Exercise
Please copy each line below that contains the word "visible".
*** Opening Supplied records ***
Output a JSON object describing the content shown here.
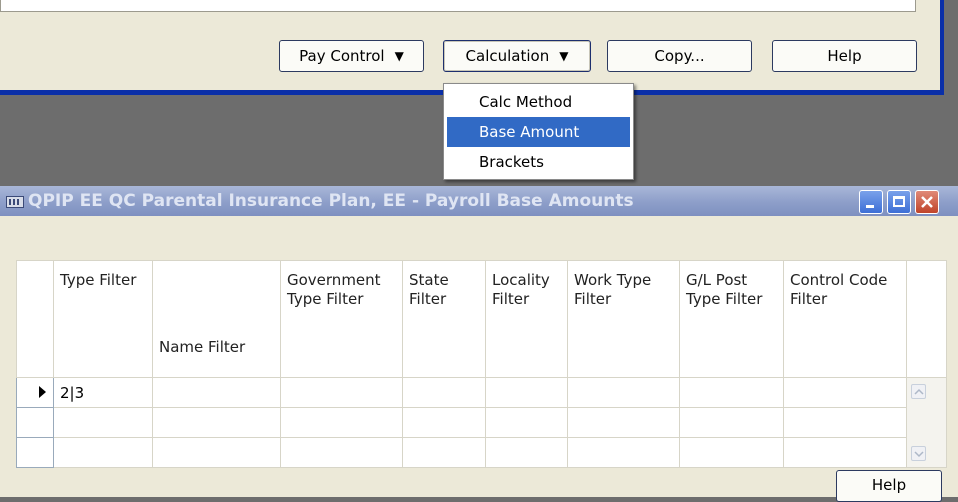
{
  "top_window": {
    "buttons": {
      "pay_control": "Pay Control",
      "calculation": "Calculation",
      "copy": "Copy...",
      "help": "Help"
    }
  },
  "calculation_menu": {
    "items": [
      {
        "label": "Calc Method",
        "selected": false
      },
      {
        "label": "Base Amount",
        "selected": true
      },
      {
        "label": "Brackets",
        "selected": false
      }
    ]
  },
  "window": {
    "title": "QPIP EE QC Parental Insurance Plan, EE - Payroll Base Amounts",
    "grid": {
      "columns": [
        "Type Filter",
        "Name Filter",
        "Government Type Filter",
        "State Filter",
        "Locality Filter",
        "Work Type Filter",
        "G/L Post Type Filter",
        "Control Code Filter"
      ],
      "rows": [
        [
          "2|3",
          "",
          "",
          "",
          "",
          "",
          "",
          ""
        ],
        [
          "",
          "",
          "",
          "",
          "",
          "",
          "",
          ""
        ],
        [
          "",
          "",
          "",
          "",
          "",
          "",
          "",
          ""
        ]
      ]
    },
    "help_button": "Help"
  },
  "colors": {
    "selection": "#316ac5",
    "window_border": "#0a2fa8",
    "face": "#ece9d8"
  }
}
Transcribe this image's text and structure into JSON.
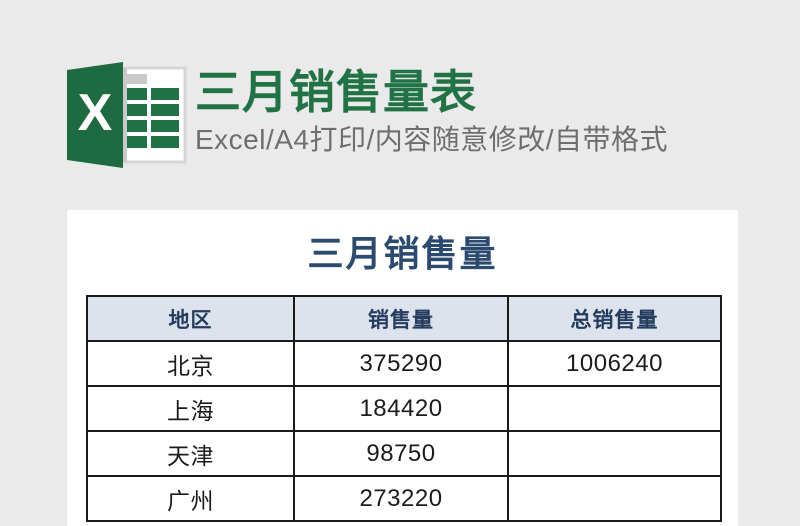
{
  "background_color": "#eaeaea",
  "banner": {
    "logo_icon": "excel-logo-icon",
    "logo_letter": "X",
    "logo_color": "#217346",
    "title": "三月销售量表",
    "title_color": "#217346",
    "subtitle": "Excel/A4打印/内容随意修改/自带格式",
    "subtitle_color": "#6e6e6e"
  },
  "sheet": {
    "background_color": "#ffffff",
    "doc_title": "三月销售量",
    "doc_title_color": "#2b4a6f"
  },
  "table": {
    "header_background": "#dce3ec",
    "header_text_color": "#243c5e",
    "border_color": "#1a1a1a",
    "columns": [
      "地区",
      "销售量",
      "总销售量"
    ],
    "rows": [
      {
        "region": "北京",
        "sales": "375290",
        "total": "1006240"
      },
      {
        "region": "上海",
        "sales": "184420",
        "total": ""
      },
      {
        "region": "天津",
        "sales": "98750",
        "total": ""
      },
      {
        "region": "广州",
        "sales": "273220",
        "total": ""
      }
    ]
  },
  "chart_data": {
    "type": "table",
    "title": "三月销售量",
    "columns": [
      "地区",
      "销售量",
      "总销售量"
    ],
    "categories": [
      "北京",
      "上海",
      "天津",
      "广州"
    ],
    "values": [
      375290,
      184420,
      98750,
      273220
    ],
    "total": 1006240,
    "ylabel": "销售量"
  }
}
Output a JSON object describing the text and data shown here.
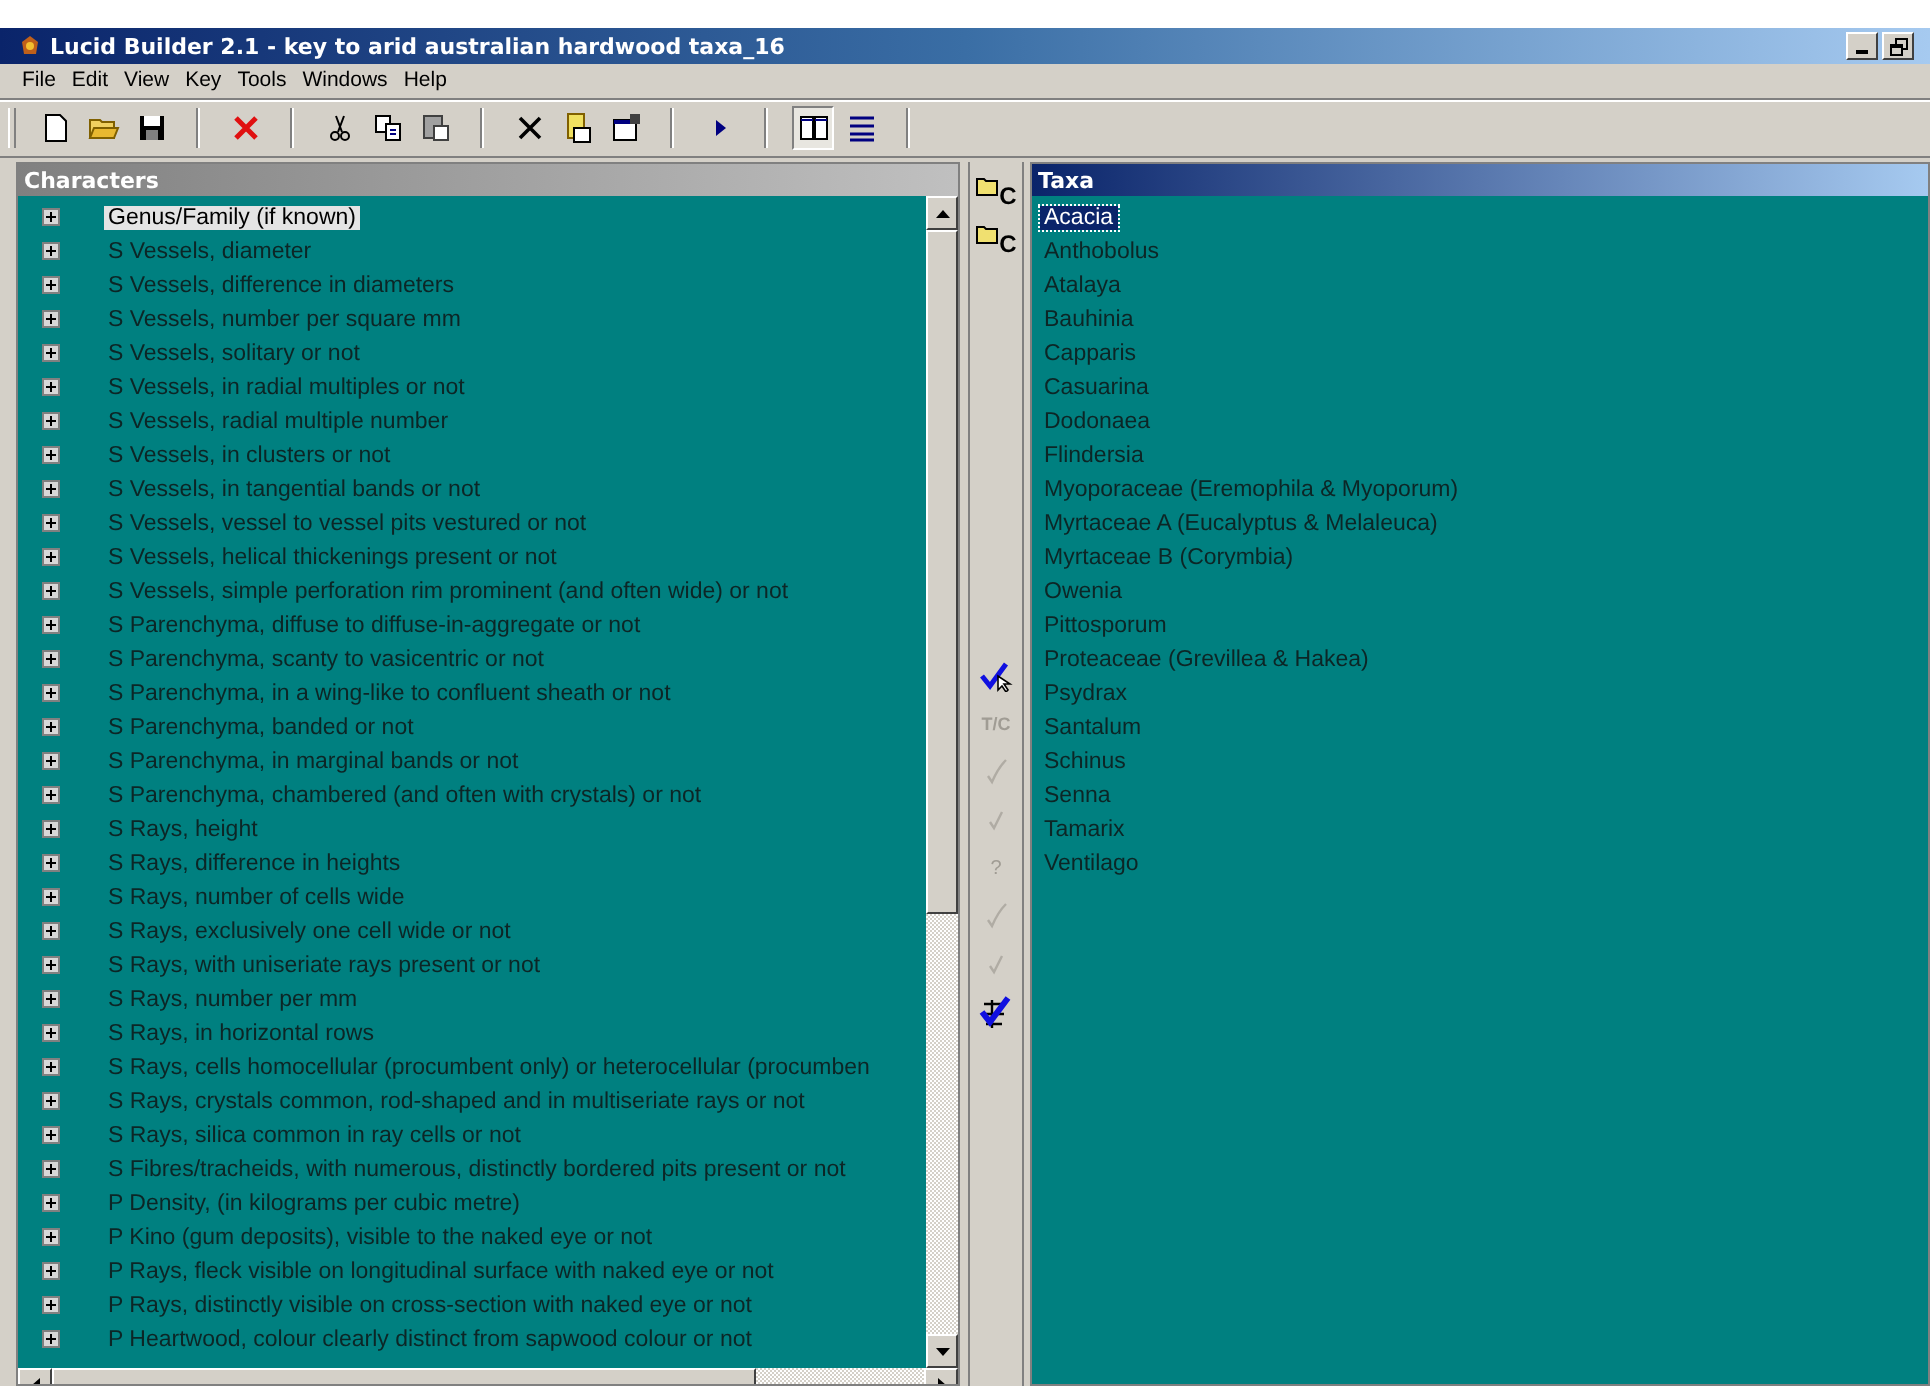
{
  "window": {
    "title": "Lucid Builder 2.1 - key to arid australian hardwood taxa_16"
  },
  "menu": [
    "File",
    "Edit",
    "View",
    "Key",
    "Tools",
    "Windows",
    "Help"
  ],
  "toolbar": [
    {
      "kind": "new"
    },
    {
      "kind": "open"
    },
    {
      "kind": "save"
    },
    {
      "kind": "sep"
    },
    {
      "kind": "delete"
    },
    {
      "kind": "sep"
    },
    {
      "kind": "cut"
    },
    {
      "kind": "copy"
    },
    {
      "kind": "paste"
    },
    {
      "kind": "sep"
    },
    {
      "kind": "remove"
    },
    {
      "kind": "clipboard"
    },
    {
      "kind": "properties"
    },
    {
      "kind": "sep"
    },
    {
      "kind": "run"
    },
    {
      "kind": "sep"
    }
  ],
  "view_toggles": [
    {
      "kind": "columns",
      "selected": true
    },
    {
      "kind": "rows",
      "selected": false
    }
  ],
  "characters": {
    "title": "Characters",
    "items": [
      {
        "label": "Genus/Family (if known)",
        "selected": true
      },
      {
        "label": "S Vessels, diameter",
        "selected": false
      },
      {
        "label": "S Vessels, difference in diameters",
        "selected": false
      },
      {
        "label": "S Vessels, number per square mm",
        "selected": false
      },
      {
        "label": "S Vessels, solitary or not",
        "selected": false
      },
      {
        "label": "S Vessels, in radial multiples or not",
        "selected": false
      },
      {
        "label": "S Vessels, radial multiple number",
        "selected": false
      },
      {
        "label": "S Vessels, in clusters or not",
        "selected": false
      },
      {
        "label": "S Vessels, in tangential bands or not",
        "selected": false
      },
      {
        "label": "S Vessels, vessel to vessel pits vestured or not",
        "selected": false
      },
      {
        "label": "S Vessels, helical thickenings present or not",
        "selected": false
      },
      {
        "label": "S Vessels, simple perforation rim prominent (and often wide) or not",
        "selected": false
      },
      {
        "label": "S Parenchyma, diffuse to diffuse-in-aggregate or not",
        "selected": false
      },
      {
        "label": "S Parenchyma, scanty to vasicentric or not",
        "selected": false
      },
      {
        "label": "S Parenchyma, in a wing-like to confluent sheath or not",
        "selected": false
      },
      {
        "label": "S Parenchyma, banded or not",
        "selected": false
      },
      {
        "label": "S Parenchyma, in marginal bands or not",
        "selected": false
      },
      {
        "label": "S Parenchyma, chambered (and often with crystals) or not",
        "selected": false
      },
      {
        "label": "S Rays, height",
        "selected": false
      },
      {
        "label": "S Rays, difference in heights",
        "selected": false
      },
      {
        "label": "S Rays, number of cells wide",
        "selected": false
      },
      {
        "label": "S Rays, exclusively one cell wide or not",
        "selected": false
      },
      {
        "label": "S Rays, with uniseriate rays present or not",
        "selected": false
      },
      {
        "label": "S Rays, number per mm",
        "selected": false
      },
      {
        "label": "S Rays, in horizontal rows",
        "selected": false
      },
      {
        "label": "S Rays, cells homocellular (procumbent only) or heterocellular (procumben",
        "selected": false
      },
      {
        "label": "S Rays, crystals common, rod-shaped and in multiseriate rays or not",
        "selected": false
      },
      {
        "label": "S Rays, silica common in ray cells or not",
        "selected": false
      },
      {
        "label": "S Fibres/tracheids, with numerous, distinctly bordered pits present or not",
        "selected": false
      },
      {
        "label": "P Density, (in kilograms per cubic metre)",
        "selected": false
      },
      {
        "label": "P Kino (gum deposits), visible to the naked eye or not",
        "selected": false
      },
      {
        "label": "P Rays, fleck visible on longitudinal surface with naked eye or not",
        "selected": false
      },
      {
        "label": "P Rays, distinctly visible on cross-section with naked eye or not",
        "selected": false
      },
      {
        "label": "P Heartwood, colour clearly distinct from sapwood colour or not",
        "selected": false
      }
    ]
  },
  "strip": [
    {
      "kind": "folder",
      "label": "C",
      "disabled": false
    },
    {
      "kind": "folder",
      "label": "C",
      "disabled": false
    },
    {
      "kind": "check-cursor",
      "disabled": false
    },
    {
      "kind": "tc",
      "label": "T/C",
      "disabled": true
    },
    {
      "kind": "check",
      "disabled": true
    },
    {
      "kind": "check-small",
      "disabled": true
    },
    {
      "kind": "question",
      "label": "?",
      "disabled": true
    },
    {
      "kind": "check",
      "disabled": true
    },
    {
      "kind": "check-small",
      "disabled": true
    },
    {
      "kind": "check-tasks",
      "disabled": false
    }
  ],
  "taxa": {
    "title": "Taxa",
    "items": [
      {
        "label": "Acacia",
        "selected": true
      },
      {
        "label": "Anthobolus",
        "selected": false
      },
      {
        "label": "Atalaya",
        "selected": false
      },
      {
        "label": "Bauhinia",
        "selected": false
      },
      {
        "label": "Capparis",
        "selected": false
      },
      {
        "label": "Casuarina",
        "selected": false
      },
      {
        "label": "Dodonaea",
        "selected": false
      },
      {
        "label": "Flindersia",
        "selected": false
      },
      {
        "label": "Myoporaceae (Eremophila & Myoporum)",
        "selected": false
      },
      {
        "label": "Myrtaceae A (Eucalyptus & Melaleuca)",
        "selected": false
      },
      {
        "label": "Myrtaceae B (Corymbia)",
        "selected": false
      },
      {
        "label": "Owenia",
        "selected": false
      },
      {
        "label": "Pittosporum",
        "selected": false
      },
      {
        "label": "Proteaceae (Grevillea & Hakea)",
        "selected": false
      },
      {
        "label": "Psydrax",
        "selected": false
      },
      {
        "label": "Santalum",
        "selected": false
      },
      {
        "label": "Schinus",
        "selected": false
      },
      {
        "label": "Senna",
        "selected": false
      },
      {
        "label": "Tamarix",
        "selected": false
      },
      {
        "label": "Ventilago",
        "selected": false
      }
    ]
  }
}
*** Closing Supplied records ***
Worked solution
        "label": "P Kino (gum deposits), visible to the naked eye or not",
        "label": "P Rays, fleck visible on longitudinal surface with naked eye or not",
        "label": "P Rays, distinctly visible on cross-section with naked eye or not",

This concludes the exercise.